• When students arrive in Yr7 can we use writing as an assessment or diagnostic tool?
• How do we make sure that KS3 English does not present students with ‘more of the same’?
• How do we both excite and challenge learners?
• Can we use the TT Education 'bridge edit' approach to help students understand how each subject has a different 'disciplinary literacy'?

GPS - 72% at expected, down from 78%

Areas to consider for primary schools:
• How do we develop confidence in grammar, punctuation and spelling in all our learners?
• Do we use approaches like 'gamification' to help build automaticity and conceptual understanding?
• Do we use enough collaboration and talk-led approaches to encourage students to discuss, reflect and think deeper?
• Is GPS a standalone, or does it have a meaningful impact on reading and writing?

Areas to consider for secondary schools:
• How do we build on the GPS that has been learnt in primary school?
• Is there 'buy-in' from all staff about this, or is primary grammar and punctuation seen as an unnecessary and 'best-forgotten' body of knowledge in KS3?
• Is GPS a building block for literacy skills, or is our rationale that we should focus more on pupils' enjoyment of writing?
• Do we have a school-wide approach to 'document hygiene', explaining the importance of GPS when writing to specific audiences or clients?
• Do we make connections between an effective use of English language and future
career ambitions?

SCIENCE - 79% at expected, down from 83%

Areas to consider for primary schools:
• Has there been too much focus on English and maths, rather than science and foundation subjects?
• How often do children do experiments and other forms of 'disciplinary knowledge'?
• Do we have a structured approach to developing vocabulary in science?
• Are there any specific groups of children who are struggling in this subject?
• How well do scientific skills and knowledge influence success in other subject areas, for instance through an exploration of the 'uses and implications' of science?

Areas to consider for secondary schools:
• Are all students able to think and work scientifically? Do they ask scientific questions?
• What additional support might we need to put in place for Yr7 pupils to help them catch up with their scientific knowledge and thinking?
• Is there a coherent progression in 'disciplinary knowledge' so all students know how scientists gain knowledge and evaluate outcomes?
• How do we promote the STEM subjects to all our students?
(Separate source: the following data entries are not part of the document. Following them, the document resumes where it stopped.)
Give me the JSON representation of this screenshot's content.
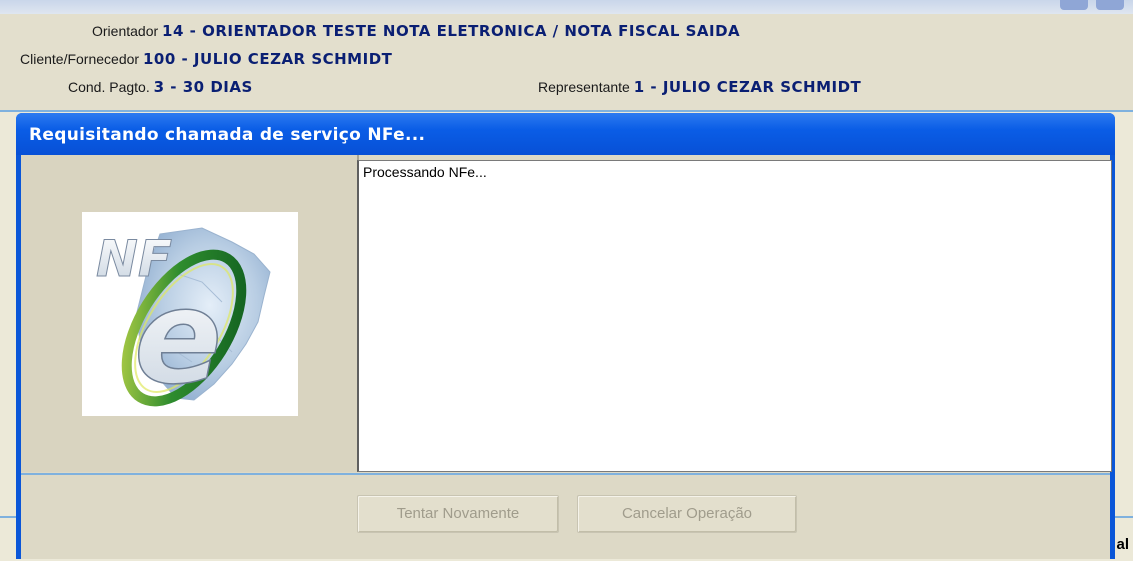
{
  "header": {
    "orientador_label": "Orientador",
    "orientador_value": "14 - ORIENTADOR TESTE NOTA ELETRONICA / NOTA FISCAL SAIDA",
    "cliente_label": "Cliente/Fornecedor",
    "cliente_value": "100 - JULIO CEZAR SCHMIDT",
    "cond_label": "Cond. Pagto.",
    "cond_value": "3 - 30 DIAS",
    "representante_label": "Representante",
    "representante_value": "1 - JULIO CEZAR SCHMIDT"
  },
  "dialog": {
    "title": "Requisitando chamada de serviço NFe...",
    "logo_text": "NF",
    "logo_letter": "e",
    "log_text": "Processando NFe...",
    "retry_button": "Tentar Novamente",
    "cancel_button": "Cancelar Operação"
  },
  "background": {
    "cutoff_text": "al"
  },
  "colors": {
    "title_blue": "#0a5de6",
    "value_navy": "#0a1f73",
    "disabled_text": "#a09c8c"
  }
}
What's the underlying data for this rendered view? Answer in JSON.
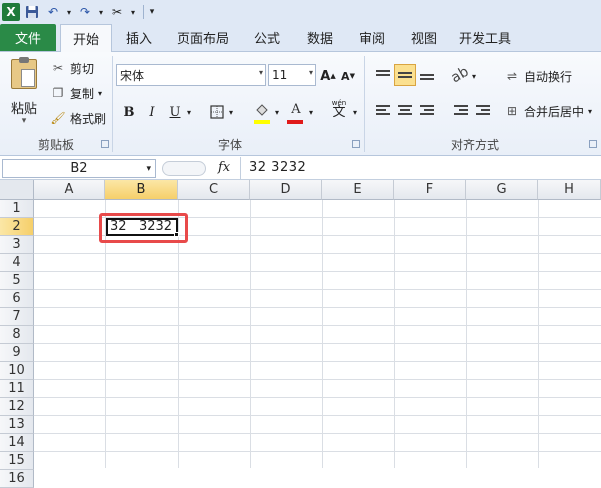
{
  "qat": {
    "icons": [
      "excel-logo",
      "save-icon",
      "undo-icon",
      "redo-icon",
      "customize-icon"
    ]
  },
  "tabs": [
    {
      "label": "文件"
    },
    {
      "label": "开始"
    },
    {
      "label": "插入"
    },
    {
      "label": "页面布局"
    },
    {
      "label": "公式"
    },
    {
      "label": "数据"
    },
    {
      "label": "审阅"
    },
    {
      "label": "视图"
    },
    {
      "label": "开发工具"
    }
  ],
  "clipboard": {
    "paste": "粘贴",
    "cut": "剪切",
    "copy": "复制",
    "format_painter": "格式刷",
    "group": "剪贴板"
  },
  "font": {
    "name": "宋体",
    "size": "11",
    "bold": "B",
    "italic": "I",
    "underline": "U",
    "font_color_letter": "A",
    "group": "字体",
    "highlight_color": "#ffff00",
    "font_color": "#e01a1a"
  },
  "alignment": {
    "wrap_text": "自动换行",
    "merge_center": "合并后居中",
    "group": "对齐方式"
  },
  "formula_bar": {
    "name_box": "B2",
    "fx": "fx",
    "content": "32   3232"
  },
  "grid": {
    "columns": [
      "A",
      "B",
      "C",
      "D",
      "E",
      "F",
      "G",
      "H"
    ],
    "rows": [
      "1",
      "2",
      "3",
      "4",
      "5",
      "6",
      "7",
      "8",
      "9",
      "10",
      "11",
      "12",
      "13",
      "14",
      "15",
      "16"
    ],
    "selected_cell": "B2",
    "b2_value": "32   3232"
  },
  "colors": {
    "file_tab": "#2a8a47",
    "highlight_box": "#e84a4a",
    "selection_header": "#f6cf6a"
  }
}
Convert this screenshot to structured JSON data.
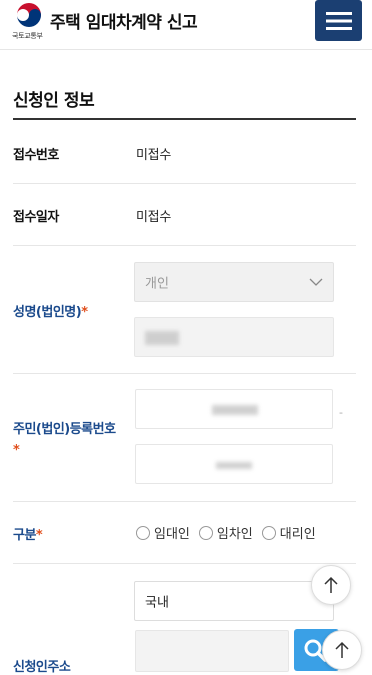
{
  "header": {
    "ministry_label": "국토교통부",
    "title": "주택 임대차계약 신고",
    "menu_icon": "hamburger-icon"
  },
  "section": {
    "title": "신청인 정보"
  },
  "receipt_number": {
    "label": "접수번호",
    "value": "미접수"
  },
  "receipt_date": {
    "label": "접수일자",
    "value": "미접수"
  },
  "name": {
    "label": "성명(법인명)",
    "required_mark": "*",
    "type_select": {
      "selected": "개인"
    }
  },
  "resident_number": {
    "label": "주민(법인)등록번호",
    "required_mark": "*",
    "separator": "-"
  },
  "category": {
    "label": "구분",
    "required_mark": "*",
    "options": [
      "임대인",
      "임차인",
      "대리인"
    ]
  },
  "address": {
    "label": "신청인주소",
    "region_select": {
      "selected": "국내"
    },
    "search_icon": "search-icon"
  },
  "floating": {
    "icon": "arrow-up-icon"
  },
  "colors": {
    "header_button": "#1b3f72",
    "label_blue": "#1b4a8c",
    "required": "#e04e1b",
    "search_button": "#3aa0e6"
  }
}
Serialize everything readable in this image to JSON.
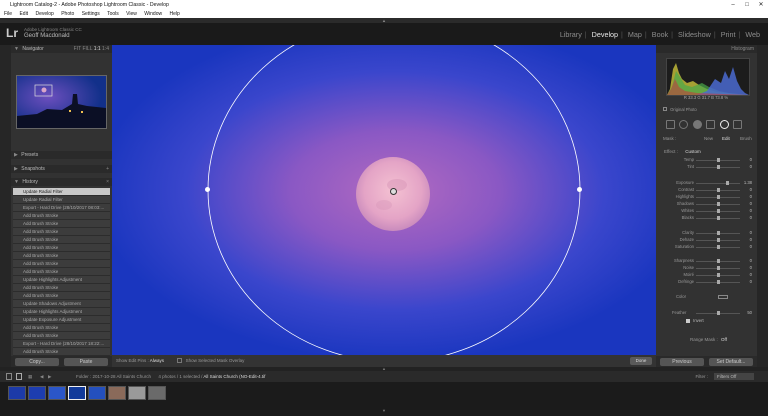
{
  "window": {
    "title": "Lightroom Catalog-2 - Adobe Photoshop Lightroom Classic - Develop",
    "controls": [
      "–",
      "□",
      "✕"
    ]
  },
  "menu": [
    "File",
    "Edit",
    "Develop",
    "Photo",
    "Settings",
    "Tools",
    "View",
    "Window",
    "Help"
  ],
  "identity": {
    "logo": "Lr",
    "product": "Adobe Lightroom Classic CC",
    "user": "Geoff Macdonald"
  },
  "modules": [
    {
      "label": "Library",
      "active": false
    },
    {
      "label": "Develop",
      "active": true
    },
    {
      "label": "Map",
      "active": false
    },
    {
      "label": "Book",
      "active": false
    },
    {
      "label": "Slideshow",
      "active": false
    },
    {
      "label": "Print",
      "active": false
    },
    {
      "label": "Web",
      "active": false
    }
  ],
  "left_panel": {
    "navigator": {
      "label": "Navigator",
      "zoom": [
        "FIT",
        "FILL",
        "1:1",
        "1:4"
      ]
    },
    "presets": {
      "label": "Presets"
    },
    "snapshots": {
      "label": "Snapshots",
      "add": "+"
    },
    "history": {
      "label": "History",
      "clear": "×",
      "items": [
        "Update Radial Filter",
        "Update Radial Filter",
        "Export - Hard Drive (28/10/2017 08:03:...",
        "Add Brush Stroke",
        "Add Brush Stroke",
        "Add Brush Stroke",
        "Add Brush Stroke",
        "Add Brush Stroke",
        "Add Brush Stroke",
        "Add Brush Stroke",
        "Add Brush Stroke",
        "Update Highlights Adjustment",
        "Add Brush Stroke",
        "Add Brush Stroke",
        "Update Shadows Adjustment",
        "Update Highlights Adjustment",
        "Update Exposure Adjustment",
        "Add Brush Stroke",
        "Add Brush Stroke",
        "Export - Hard Drive (28/10/2017 18:22:...",
        "Add Brush Stroke",
        "Add Brush Stroke"
      ]
    },
    "copy_label": "Copy...",
    "paste_label": "Paste"
  },
  "toolbar": {
    "overlay_label": "Show Edit Pins :",
    "overlay_value": "Always",
    "show_overlay": "Show Selected Mask Overlay",
    "done_label": "Done"
  },
  "right_panel": {
    "histogram": {
      "label": "Histogram",
      "readout": [
        "R",
        "33.3",
        "G",
        "31.7",
        "B",
        "73.8",
        "%"
      ],
      "original_photo": "Original Photo"
    },
    "mask": {
      "label": "Mask :",
      "new": "New",
      "edit": "Edit",
      "brush": "Brush"
    },
    "effect": {
      "label": "Effect :",
      "value": "Custom"
    },
    "sliders": [
      {
        "label": "Temp",
        "value": "0",
        "knob": 0.5
      },
      {
        "label": "Tint",
        "value": "0",
        "knob": 0.5
      },
      {
        "label": "Exposure",
        "value": "1.38",
        "knob": 0.72
      },
      {
        "label": "Contrast",
        "value": "0",
        "knob": 0.5
      },
      {
        "label": "Highlights",
        "value": "0",
        "knob": 0.5
      },
      {
        "label": "Shadows",
        "value": "0",
        "knob": 0.5
      },
      {
        "label": "Whites",
        "value": "0",
        "knob": 0.5
      },
      {
        "label": "Blacks",
        "value": "0",
        "knob": 0.5
      },
      {
        "label": "Clarity",
        "value": "0",
        "knob": 0.5
      },
      {
        "label": "Dehaze",
        "value": "0",
        "knob": 0.5
      },
      {
        "label": "Saturation",
        "value": "0",
        "knob": 0.5
      },
      {
        "label": "Sharpness",
        "value": "0",
        "knob": 0.5
      },
      {
        "label": "Noise",
        "value": "0",
        "knob": 0.5
      },
      {
        "label": "Moiré",
        "value": "0",
        "knob": 0.5
      },
      {
        "label": "Defringe",
        "value": "0",
        "knob": 0.5
      }
    ],
    "color_label": "Color",
    "feather": {
      "label": "Feather",
      "value": "50",
      "knob": 0.5
    },
    "invert": "Invert",
    "range_mask": {
      "label": "Range Mask :",
      "value": "Off"
    },
    "previous_label": "Previous",
    "reset_label": "Set Default..."
  },
  "filmstrip": {
    "info_prefix": "Folder : 2017-10-28 All Saints Church",
    "info_count": "4 photos / 1 selected /",
    "info_file": "All Saints Church (NO-Edit-4.tif",
    "filter_label": "Filter :",
    "filter_value": "Filters Off",
    "thumbs": [
      {
        "color": "#1c3aa8"
      },
      {
        "color": "#1d3db0"
      },
      {
        "color": "#2b56c8"
      },
      {
        "color": "#123a9a"
      },
      {
        "color": "#2450be"
      },
      {
        "color": "#8a6a5a"
      },
      {
        "color": "#9a9a9a"
      },
      {
        "color": "#6a6a6a"
      }
    ],
    "selected_index": 3
  },
  "collapse_arrows": {
    "top": "▲",
    "bottom": "▼"
  }
}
Given the disruption from Covid and the lockdowns, the national picture could have been a lot worse, and we feel that these SATs results are credit to the hard work and determination of teachers and leaders across the country. We know from our work in schools just how dedicated staff have been, 'going the extra mile' to support all learners to achieve in their SATs but also to support them in their wellbeing, and prepare them for the next stage of their education.


If you would like help with any of the core subjects at your school, or the transition between primary and secondary - whether it's INSETs and training, consultancy, or longer packages of support - please get in touch with us at info@tteducation.co.uk